The music that accompanies classic film noirs is definitely sui generis.
Rozsa's noir film scores no doubt evidence the sound as well as his own style and sound, but his non-noir scores will sound different.
You can count on just about any composer who wrote a score for a noir to have the noir sounds in it. Examples include
Hans J. Salter
As with all facets of noir, there is a central tendency ( or maybe two in a bi-modal distribution) for sound, but variation away from the mean to the point where some scores are unique. The central tendency is orchestral. Jazz is notable on a few noirs, but it is not the central tendency, despite the perhaps common or vulgar notion that noir music is jazz. Where jazz is in fact used the whole score will usually be by some well-known jazz composer or artist, and the score won't sound the same as in the much more frequent central tendency which is orchestral.
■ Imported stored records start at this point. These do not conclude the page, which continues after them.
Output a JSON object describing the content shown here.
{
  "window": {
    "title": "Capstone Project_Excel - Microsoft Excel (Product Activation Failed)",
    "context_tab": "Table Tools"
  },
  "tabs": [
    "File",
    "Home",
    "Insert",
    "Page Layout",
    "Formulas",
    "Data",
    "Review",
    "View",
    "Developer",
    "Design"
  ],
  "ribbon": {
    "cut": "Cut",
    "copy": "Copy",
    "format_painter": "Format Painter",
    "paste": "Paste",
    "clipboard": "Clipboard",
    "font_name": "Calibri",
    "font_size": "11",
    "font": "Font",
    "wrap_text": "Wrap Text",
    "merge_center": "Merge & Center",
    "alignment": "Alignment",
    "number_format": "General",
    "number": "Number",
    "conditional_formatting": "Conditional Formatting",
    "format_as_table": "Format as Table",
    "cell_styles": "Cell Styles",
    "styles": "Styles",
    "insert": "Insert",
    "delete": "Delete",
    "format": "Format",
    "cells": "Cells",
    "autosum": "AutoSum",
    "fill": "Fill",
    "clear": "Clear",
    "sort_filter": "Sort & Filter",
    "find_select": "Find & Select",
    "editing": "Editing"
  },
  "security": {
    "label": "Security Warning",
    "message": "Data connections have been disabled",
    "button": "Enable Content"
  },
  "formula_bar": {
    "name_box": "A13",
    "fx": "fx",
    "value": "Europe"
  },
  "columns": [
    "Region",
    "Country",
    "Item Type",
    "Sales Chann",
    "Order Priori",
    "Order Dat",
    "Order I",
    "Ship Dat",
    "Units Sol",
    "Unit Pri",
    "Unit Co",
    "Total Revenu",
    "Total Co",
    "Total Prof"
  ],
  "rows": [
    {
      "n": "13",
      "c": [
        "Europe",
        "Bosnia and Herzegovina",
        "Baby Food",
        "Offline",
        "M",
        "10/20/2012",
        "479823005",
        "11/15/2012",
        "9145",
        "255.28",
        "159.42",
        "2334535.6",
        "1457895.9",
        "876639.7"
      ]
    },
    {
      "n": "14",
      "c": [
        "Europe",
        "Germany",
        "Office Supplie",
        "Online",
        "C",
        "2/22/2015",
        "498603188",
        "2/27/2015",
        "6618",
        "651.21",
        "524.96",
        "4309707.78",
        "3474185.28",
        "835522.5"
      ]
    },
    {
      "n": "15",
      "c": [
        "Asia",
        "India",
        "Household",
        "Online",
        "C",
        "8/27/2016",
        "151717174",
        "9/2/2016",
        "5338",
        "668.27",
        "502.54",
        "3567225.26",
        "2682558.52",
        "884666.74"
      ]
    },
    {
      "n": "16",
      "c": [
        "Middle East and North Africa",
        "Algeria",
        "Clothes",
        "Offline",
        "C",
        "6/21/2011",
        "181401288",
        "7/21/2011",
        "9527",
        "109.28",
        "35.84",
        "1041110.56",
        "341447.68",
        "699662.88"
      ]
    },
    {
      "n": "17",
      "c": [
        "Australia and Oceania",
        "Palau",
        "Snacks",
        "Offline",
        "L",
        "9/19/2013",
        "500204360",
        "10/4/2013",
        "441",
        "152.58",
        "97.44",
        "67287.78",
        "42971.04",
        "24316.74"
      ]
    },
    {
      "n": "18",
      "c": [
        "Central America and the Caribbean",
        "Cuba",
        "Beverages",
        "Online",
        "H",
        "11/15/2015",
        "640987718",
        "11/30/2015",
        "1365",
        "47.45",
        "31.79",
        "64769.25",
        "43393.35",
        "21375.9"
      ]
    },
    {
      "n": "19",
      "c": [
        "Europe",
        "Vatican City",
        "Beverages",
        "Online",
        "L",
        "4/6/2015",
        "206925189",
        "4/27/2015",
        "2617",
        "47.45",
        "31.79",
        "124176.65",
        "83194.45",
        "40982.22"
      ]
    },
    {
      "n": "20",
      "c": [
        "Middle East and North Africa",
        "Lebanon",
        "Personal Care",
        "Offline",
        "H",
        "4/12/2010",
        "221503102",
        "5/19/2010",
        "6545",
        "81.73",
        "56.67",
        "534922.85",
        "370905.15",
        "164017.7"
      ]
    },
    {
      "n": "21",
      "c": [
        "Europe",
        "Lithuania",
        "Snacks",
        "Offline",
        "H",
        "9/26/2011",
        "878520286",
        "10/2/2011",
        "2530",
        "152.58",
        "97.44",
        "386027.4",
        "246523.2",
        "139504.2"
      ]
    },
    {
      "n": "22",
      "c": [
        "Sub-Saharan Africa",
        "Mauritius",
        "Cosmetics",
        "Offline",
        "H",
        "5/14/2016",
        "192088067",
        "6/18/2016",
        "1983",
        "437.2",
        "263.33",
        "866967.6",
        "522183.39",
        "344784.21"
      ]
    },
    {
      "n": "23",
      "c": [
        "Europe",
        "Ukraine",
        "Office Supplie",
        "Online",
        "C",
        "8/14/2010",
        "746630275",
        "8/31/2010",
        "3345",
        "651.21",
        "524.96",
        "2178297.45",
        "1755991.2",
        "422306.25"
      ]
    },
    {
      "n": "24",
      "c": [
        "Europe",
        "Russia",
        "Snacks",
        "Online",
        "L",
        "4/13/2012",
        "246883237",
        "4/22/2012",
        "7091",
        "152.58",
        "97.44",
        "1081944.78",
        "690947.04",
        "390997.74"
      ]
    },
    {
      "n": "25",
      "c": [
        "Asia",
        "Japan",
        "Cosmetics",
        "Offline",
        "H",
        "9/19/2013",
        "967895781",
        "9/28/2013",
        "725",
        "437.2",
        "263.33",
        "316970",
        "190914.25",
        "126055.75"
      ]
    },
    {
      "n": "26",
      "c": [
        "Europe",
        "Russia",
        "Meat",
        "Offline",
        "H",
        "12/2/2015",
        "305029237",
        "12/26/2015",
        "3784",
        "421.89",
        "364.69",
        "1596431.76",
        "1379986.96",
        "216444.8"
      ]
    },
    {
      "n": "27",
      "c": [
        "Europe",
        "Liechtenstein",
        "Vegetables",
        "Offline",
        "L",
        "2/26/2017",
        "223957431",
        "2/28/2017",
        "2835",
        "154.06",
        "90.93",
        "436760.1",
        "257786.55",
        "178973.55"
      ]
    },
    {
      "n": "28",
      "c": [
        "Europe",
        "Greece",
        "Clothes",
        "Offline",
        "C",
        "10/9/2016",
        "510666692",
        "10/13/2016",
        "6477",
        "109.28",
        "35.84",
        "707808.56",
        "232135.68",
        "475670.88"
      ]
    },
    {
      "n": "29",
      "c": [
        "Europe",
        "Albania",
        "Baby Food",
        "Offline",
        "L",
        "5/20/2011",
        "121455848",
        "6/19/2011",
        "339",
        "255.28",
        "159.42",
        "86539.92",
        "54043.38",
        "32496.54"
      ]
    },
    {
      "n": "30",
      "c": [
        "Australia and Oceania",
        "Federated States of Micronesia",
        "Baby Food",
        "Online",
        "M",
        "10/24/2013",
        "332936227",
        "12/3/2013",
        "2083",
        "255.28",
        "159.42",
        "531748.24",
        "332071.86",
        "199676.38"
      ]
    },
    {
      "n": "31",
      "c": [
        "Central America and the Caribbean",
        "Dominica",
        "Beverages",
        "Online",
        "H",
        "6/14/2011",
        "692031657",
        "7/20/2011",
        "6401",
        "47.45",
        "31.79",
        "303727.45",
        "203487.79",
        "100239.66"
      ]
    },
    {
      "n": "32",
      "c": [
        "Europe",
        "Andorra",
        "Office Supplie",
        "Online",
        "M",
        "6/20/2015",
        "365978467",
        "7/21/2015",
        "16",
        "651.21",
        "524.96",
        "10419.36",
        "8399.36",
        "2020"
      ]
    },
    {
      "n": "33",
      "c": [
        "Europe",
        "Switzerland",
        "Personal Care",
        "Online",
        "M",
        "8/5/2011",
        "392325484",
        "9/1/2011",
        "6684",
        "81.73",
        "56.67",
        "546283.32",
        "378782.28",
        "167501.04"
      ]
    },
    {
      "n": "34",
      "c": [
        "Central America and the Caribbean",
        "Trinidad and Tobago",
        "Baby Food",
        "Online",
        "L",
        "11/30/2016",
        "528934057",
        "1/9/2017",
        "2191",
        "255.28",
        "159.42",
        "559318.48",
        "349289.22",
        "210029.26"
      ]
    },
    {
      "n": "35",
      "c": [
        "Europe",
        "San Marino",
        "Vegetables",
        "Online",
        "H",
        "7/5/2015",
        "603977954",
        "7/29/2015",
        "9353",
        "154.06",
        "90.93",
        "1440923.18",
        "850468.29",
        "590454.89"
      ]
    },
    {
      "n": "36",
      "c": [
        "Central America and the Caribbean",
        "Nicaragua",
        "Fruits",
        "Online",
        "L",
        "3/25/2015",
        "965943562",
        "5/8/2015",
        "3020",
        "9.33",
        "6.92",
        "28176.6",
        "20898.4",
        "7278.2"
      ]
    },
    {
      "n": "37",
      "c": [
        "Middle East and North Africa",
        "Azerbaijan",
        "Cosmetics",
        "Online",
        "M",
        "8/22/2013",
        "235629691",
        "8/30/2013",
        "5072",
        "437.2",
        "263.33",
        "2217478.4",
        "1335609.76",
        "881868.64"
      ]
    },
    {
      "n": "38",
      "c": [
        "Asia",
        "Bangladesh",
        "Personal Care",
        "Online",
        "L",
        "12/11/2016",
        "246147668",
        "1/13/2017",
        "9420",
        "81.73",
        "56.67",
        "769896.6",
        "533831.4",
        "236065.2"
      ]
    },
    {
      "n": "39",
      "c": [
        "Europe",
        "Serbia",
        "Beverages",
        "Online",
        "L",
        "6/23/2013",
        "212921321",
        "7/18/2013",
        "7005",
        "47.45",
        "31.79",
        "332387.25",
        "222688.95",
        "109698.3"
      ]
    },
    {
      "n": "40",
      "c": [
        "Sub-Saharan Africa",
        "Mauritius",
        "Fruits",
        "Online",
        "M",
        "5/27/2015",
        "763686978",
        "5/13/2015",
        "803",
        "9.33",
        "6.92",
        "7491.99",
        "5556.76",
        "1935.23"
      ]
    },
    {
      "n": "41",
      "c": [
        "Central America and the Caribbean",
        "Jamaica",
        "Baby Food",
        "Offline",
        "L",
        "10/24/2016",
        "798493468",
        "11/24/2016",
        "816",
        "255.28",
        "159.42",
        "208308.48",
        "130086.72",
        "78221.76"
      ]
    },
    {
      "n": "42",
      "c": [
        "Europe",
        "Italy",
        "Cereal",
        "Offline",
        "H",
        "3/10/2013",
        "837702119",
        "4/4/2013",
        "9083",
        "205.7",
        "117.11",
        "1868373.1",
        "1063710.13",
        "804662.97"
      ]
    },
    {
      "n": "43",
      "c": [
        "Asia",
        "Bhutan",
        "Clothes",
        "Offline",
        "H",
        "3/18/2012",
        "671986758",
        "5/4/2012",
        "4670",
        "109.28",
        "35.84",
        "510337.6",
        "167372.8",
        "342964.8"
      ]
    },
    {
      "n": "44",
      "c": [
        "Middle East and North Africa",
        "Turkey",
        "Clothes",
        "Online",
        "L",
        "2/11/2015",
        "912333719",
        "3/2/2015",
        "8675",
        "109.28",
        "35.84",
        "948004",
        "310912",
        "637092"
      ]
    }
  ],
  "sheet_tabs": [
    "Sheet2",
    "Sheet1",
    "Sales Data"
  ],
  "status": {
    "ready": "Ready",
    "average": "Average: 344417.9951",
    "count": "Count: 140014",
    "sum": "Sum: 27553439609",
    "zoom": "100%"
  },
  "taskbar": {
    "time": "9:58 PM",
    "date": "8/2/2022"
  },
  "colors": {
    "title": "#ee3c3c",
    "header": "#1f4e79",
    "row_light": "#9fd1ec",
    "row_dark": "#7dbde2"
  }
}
Jazz scores include Elevator to the Gallows, Odds Against Tomorrow, The Strip, The Big Combo theme, the Man with the Golden Arm, and I'd check Private Hell 36. Many movies have some jazz in them or some interludes, but the main score is orchestral.
If I am right that most noir scores are orchestral, the much harder question for those of us who are not familiar with how to describe music (and that includes me) is how to characterize these sounds. It's easier to hear them and recognize them than to say what distinguishes them, at least in my case. Max Steiner opens "Beyond the Forest" with a strong full sound, sometimes pairing brass and violins, it's almost violent, it's passionate. Later he gives us some highly romantic sounds, sometimes using only a piano. Roy Webb opens "Race Street" with music evoking a busy city, as the camera pans over a cityscape.
The noir score typically develops a kind of mystery or emotionally unresolved character in many situations as if it awaits development of some action.
There is tension implicit in noir scores, passion and movement from one sound to another without always following through on a theme or developing it or resolving it right there and then. It's orchestral but not conventionally orchestral.
You will find a typical essay on music having difficulty pinning the thing down. As here: http://filmnoironline.com/music.html
This mentions several tendencies and they contrast sharply. In one spot, it emphasizes the orchestral: "... His [Rozsa's] music was at times Wagnerian, brooding and atmospheric, conveying the dark moods of noir, and at other times frenetic and electrifying, suggesting the fast pace of modern urban existence." Also: "[Deutsch] laid the foundation for a musical language of noir evocative of foreboding, suspense, surprise, high action, or the shock of sudden recognition."
But then it goes on to say "The music of noir is sexy." However, it's referring to songs inserted into the films, not the composed cues and scores.
Therefore, their basic idea and mine is that the scores are mainly orchestral.